Yesterday, the German parliament passed a major amendment to the German Act Against Restraints of Competition. The amendment includes far-reaching changes to the German merger control regime. It will significantly cut red tape for many M&A deals.
Increased Domestic Turnover Thresholds
Fewer transactions will be subject to German merger control in the future as turnover thresholds are increased drastically.

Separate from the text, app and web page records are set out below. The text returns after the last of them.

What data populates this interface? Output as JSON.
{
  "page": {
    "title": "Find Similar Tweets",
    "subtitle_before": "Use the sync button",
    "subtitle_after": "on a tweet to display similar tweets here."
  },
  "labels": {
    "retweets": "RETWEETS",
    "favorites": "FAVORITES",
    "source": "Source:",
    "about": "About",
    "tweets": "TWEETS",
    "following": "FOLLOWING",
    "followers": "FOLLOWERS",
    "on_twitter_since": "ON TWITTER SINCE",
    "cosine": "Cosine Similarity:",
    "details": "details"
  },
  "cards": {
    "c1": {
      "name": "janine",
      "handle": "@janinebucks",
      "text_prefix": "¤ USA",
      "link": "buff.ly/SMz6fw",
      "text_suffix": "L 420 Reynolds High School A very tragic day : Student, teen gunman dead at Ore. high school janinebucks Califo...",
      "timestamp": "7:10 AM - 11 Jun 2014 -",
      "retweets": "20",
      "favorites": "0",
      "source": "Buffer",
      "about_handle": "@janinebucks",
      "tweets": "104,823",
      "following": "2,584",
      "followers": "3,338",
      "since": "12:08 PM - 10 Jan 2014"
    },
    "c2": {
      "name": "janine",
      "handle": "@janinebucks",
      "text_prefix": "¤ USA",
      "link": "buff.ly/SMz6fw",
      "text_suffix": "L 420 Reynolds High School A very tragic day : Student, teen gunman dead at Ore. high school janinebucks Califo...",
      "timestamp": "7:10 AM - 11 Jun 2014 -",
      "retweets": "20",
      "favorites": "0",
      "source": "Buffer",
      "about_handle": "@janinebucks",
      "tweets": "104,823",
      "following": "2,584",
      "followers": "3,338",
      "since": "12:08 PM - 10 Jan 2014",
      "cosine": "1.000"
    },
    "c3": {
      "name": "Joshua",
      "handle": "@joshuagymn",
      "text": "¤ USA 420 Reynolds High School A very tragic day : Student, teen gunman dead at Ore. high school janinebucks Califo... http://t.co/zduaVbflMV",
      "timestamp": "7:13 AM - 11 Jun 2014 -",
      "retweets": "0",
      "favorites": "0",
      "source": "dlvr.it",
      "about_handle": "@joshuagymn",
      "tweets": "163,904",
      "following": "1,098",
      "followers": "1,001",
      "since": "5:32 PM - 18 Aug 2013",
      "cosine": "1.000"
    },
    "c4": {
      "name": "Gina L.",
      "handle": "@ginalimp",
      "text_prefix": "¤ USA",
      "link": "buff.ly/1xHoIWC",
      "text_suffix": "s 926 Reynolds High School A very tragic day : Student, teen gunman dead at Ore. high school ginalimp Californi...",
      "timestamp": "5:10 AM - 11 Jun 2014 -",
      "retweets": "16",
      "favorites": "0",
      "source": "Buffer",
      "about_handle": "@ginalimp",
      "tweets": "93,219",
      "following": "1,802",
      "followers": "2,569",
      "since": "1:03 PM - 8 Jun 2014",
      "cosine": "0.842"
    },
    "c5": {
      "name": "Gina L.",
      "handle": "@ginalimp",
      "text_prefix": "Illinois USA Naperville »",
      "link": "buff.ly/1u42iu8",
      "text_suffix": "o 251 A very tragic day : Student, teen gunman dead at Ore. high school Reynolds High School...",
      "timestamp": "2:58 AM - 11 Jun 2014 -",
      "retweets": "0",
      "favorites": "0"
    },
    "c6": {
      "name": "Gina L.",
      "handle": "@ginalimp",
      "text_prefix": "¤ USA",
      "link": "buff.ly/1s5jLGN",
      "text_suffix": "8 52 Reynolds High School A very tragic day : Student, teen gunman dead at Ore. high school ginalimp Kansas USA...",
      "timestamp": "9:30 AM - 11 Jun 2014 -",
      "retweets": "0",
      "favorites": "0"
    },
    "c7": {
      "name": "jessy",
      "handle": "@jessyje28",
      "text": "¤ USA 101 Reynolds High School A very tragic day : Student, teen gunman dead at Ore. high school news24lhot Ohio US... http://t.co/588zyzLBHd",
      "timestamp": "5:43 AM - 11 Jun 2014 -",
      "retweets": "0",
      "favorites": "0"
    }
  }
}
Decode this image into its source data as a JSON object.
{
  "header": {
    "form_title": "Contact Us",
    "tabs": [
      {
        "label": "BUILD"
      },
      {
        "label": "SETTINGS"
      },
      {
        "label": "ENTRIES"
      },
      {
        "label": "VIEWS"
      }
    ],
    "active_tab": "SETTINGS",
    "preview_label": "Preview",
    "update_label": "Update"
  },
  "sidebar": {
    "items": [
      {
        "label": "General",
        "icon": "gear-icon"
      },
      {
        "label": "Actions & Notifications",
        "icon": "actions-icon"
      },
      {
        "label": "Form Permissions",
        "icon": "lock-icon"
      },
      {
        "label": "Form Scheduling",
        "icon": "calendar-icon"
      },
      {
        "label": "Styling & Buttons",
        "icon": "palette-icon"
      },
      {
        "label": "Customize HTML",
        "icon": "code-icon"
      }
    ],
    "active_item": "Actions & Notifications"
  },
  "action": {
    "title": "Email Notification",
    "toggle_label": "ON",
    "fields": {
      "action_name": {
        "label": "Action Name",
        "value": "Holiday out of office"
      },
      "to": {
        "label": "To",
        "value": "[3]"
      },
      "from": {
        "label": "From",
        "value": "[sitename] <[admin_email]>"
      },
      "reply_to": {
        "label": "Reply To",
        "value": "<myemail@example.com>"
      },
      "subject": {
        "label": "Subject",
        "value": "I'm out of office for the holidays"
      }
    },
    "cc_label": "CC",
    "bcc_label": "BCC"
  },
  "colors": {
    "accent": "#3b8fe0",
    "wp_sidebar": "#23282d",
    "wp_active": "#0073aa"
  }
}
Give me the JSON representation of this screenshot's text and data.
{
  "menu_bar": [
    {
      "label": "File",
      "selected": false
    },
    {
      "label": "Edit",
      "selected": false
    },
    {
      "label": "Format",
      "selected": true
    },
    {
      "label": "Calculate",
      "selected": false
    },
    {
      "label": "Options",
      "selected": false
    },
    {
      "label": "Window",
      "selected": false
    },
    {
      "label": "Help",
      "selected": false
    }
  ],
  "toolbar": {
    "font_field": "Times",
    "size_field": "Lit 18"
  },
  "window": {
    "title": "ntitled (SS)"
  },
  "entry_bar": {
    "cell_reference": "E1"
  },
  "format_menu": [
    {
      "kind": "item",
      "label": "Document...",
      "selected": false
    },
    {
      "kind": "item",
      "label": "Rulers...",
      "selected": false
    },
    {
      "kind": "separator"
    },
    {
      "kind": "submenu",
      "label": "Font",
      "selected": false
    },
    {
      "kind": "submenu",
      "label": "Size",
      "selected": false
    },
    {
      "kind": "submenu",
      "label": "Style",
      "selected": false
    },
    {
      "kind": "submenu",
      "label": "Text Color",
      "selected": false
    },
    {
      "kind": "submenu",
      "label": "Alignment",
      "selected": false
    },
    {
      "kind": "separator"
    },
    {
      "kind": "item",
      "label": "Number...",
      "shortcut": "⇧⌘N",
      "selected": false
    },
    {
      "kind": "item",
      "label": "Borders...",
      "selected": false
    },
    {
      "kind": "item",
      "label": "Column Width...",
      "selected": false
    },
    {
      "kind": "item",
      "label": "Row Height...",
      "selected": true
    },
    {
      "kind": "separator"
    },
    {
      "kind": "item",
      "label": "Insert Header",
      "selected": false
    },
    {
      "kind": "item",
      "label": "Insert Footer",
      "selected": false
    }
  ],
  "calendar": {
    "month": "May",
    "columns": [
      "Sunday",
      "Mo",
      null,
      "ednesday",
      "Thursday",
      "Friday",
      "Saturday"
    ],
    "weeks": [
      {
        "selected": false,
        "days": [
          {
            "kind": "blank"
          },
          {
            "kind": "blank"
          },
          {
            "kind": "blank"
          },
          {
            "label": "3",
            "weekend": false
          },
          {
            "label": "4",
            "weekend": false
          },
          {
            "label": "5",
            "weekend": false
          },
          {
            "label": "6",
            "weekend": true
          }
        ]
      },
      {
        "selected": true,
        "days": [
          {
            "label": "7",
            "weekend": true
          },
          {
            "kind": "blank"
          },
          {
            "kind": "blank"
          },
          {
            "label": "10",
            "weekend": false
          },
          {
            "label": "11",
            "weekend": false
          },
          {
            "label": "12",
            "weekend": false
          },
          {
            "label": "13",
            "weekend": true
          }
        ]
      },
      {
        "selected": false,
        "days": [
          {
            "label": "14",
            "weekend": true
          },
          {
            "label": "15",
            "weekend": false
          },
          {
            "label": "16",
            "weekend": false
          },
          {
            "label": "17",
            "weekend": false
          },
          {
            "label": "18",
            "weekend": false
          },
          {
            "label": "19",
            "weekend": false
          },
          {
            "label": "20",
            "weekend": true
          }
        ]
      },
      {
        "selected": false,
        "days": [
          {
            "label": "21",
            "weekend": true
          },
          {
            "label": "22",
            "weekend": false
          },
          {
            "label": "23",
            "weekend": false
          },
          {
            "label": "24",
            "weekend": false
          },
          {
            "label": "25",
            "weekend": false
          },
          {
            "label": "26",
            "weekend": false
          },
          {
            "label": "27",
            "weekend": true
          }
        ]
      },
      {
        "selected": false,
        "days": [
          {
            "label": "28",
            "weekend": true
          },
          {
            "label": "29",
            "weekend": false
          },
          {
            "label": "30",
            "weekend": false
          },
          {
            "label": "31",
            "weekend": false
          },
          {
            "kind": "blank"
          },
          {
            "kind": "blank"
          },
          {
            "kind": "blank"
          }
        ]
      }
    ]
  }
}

While the original draft bill had already foreseen a significant increase in domestic turnover thresholds, the competent parliamentary committee made last-minute changes in order to further reduce the workload of the German Federal Cartel Office (FCO), thereby freeing up resources to tackle the market power of digital giants.
In the future, transactions will only need to be reported to the FCO if they meet all of the following three thresholds:
(1) the combined worldwide turnover of all participating companies exceeds EUR 500 million; (2) at least one participating company has a German turnover exceeding EUR 50 million; and (3) (a) at least one further participating company has a German turnover exceeding EUR 17.5 million; or (3) (b) the transaction value amounts to more than EUR 400 million and the target has significant activities in Germany, but achieves a German turnover below EUR 17.5 million.
New Merger Control Tool
The law introduces a completely new form of filing requirement: The FCO may order large companies to file certain acquisitions which do neither meet the turnover thresholds nor the transaction value threshold. This amendment is a reaction to a concentration in the German waste management industry through many acquisitions of very small competitors which did not meet the turnover thresholds.
The new instrument will, however, only apply to a handful of companies at a given time. This is because the FCO may only issue such an order after a sector investigation (and subject to further preconditions). In addition, the new instrument is mostly irrelevant to international transactions as it only applies to the acquisition of companies that achieve more than two thirds of their revenues in Germany.
Hospital and Print Media Mergers Benefit Most
Certain hospital mergers will be exempted from merger control altogether until at least 2027. In the last 15 years, the FCO prohibited about one hospital merger a year. This approach never fit well with the political goal of promoting (and even subsidising!) consolidation in the German hospital sector.
The print media sector benefits from a reduction of the turnover multiplier from eight to four. In contrast, the turnover multiplier for radio and television broadcasting remains at eight.
Little Substantive Changes
The substantive framework remains unchanged, with one exception: The FCO may not prohibit mergers insofar as they affect "de-minimis markets" that have existed for at least five years (except in transaction value cases and for markets on which services are rendered free of charge). The respective threshold is increased from EUR 15 million to EUR 20 million, but from now on all relevant de-minimis markets combined must remain below that threshold.
Some Procedural Fine-Tuning
The maximum duration of Phase II proceedings is prolonged by one month to a total of five months (one month for Phase I plus four months for Phase II). The practical implications are very limited: Already today, the FCO is allowed more time for its Phase II review in case of extension requests, commitment proposals and belated responses to formal information requests.
Finally, the administrative burden on notifying companies is reduced by additional possibilities for digital submissions, the option to provide turnover figures on the basis of IFRS financial statements and the elimination of the implementation notice.
Fewer Reportable Acquisitions, Relatively More Reportable JVs
In practical terms, the most important change to the German merger control regime is the long awaited increase of Germany's notoriously low turnover thresholds. In the last years, the FCO reviewed about 1,200 to 1,400 notifications per year, most with little or no effect on competition in Germany.
We expect the amendment to reduce the number of German merger control filings by a third. Acquisitions of small German companies and acquisitions of foreign companies with limited exports to Germany will benefit most. In contrast, establishments of joint ventures and co-investments that are reportable today will often continue to be reportable. This is because a typical parent company or co-investor (together with its company group) is larger than a typical target company.